The organically-shaped body of a semi-acoustic MADA guitar is molded from hemp pulp. Hempstone's unique properties offer rich sustain and sharp, organic tones. Whilst MADA makes no particular green claims, the wood is sourced in the local Austrian forests and the wildly misunderstood hemp (it's illegal to grow it in the US) is regarded highly for its eco-friendliness. Hemp is fast growing, a natural weed suppresser (meaning little or no need for nasty pesticides), it has long roots so acts to replenish soil and produces lots and lots of wonderful oxygen. The guitar is available in a range of interestingly bright colors.
The older the better
So that's sustainable guitars and green guitars taken care of. Is there any other way of enjoying a fine guitar without leaving a path of destruction and mayhem in your wake?
Well you could just stroll on down to your local pawn shop or vintage guitar store and “recycle” a previously owned model. As well as benefiting from an aged guitar and the very real possibility of a better sounding one (the tonal depth

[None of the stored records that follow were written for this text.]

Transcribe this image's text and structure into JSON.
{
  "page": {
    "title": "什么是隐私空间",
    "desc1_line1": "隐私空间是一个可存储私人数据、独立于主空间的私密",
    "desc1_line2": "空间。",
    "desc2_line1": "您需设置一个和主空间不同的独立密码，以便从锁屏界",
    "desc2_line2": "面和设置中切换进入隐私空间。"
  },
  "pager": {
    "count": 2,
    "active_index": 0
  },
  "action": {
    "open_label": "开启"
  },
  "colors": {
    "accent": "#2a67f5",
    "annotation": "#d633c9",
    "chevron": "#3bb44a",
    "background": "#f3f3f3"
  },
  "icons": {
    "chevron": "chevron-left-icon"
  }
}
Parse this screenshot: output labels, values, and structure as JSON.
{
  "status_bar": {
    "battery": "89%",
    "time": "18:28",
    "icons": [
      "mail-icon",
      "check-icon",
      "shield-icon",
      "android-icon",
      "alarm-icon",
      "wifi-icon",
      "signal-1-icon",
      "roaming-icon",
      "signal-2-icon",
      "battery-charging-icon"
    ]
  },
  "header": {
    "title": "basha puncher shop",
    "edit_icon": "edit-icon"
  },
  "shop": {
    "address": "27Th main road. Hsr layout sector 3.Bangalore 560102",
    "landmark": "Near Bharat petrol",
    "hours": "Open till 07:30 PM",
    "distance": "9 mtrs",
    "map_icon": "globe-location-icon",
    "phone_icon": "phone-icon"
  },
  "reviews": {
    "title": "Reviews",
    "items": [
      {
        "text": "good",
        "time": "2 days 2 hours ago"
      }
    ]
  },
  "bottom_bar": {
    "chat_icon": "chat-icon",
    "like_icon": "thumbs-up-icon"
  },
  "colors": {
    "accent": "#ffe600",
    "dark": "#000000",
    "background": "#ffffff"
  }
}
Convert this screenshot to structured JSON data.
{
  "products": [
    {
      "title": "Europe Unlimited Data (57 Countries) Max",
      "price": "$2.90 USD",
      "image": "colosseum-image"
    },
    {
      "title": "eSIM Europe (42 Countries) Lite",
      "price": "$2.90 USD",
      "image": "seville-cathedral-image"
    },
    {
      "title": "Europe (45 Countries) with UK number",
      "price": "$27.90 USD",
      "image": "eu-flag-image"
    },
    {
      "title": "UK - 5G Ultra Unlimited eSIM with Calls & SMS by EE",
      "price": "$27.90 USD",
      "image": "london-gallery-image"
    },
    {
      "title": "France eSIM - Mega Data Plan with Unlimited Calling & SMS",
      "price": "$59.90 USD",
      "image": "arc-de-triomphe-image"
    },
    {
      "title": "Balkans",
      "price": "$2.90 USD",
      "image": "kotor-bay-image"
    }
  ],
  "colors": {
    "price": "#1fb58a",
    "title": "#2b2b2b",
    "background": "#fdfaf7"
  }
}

of well-made tonewood guitars often improves with age) and being able to sleep soundly in the knowledge that no new resources have been used for its construction, you might just pick up a bargain in the process!
Unless you play acoustic you've now got another environmental headache to consider. In order to make yourself heard you're going to need electricity to power your amplifier - but for now let's leave the search for green power and green amplification for another day.
Want a cleaner, faster loading and ad free reading experience?
Try New Atlas Plus. Learn more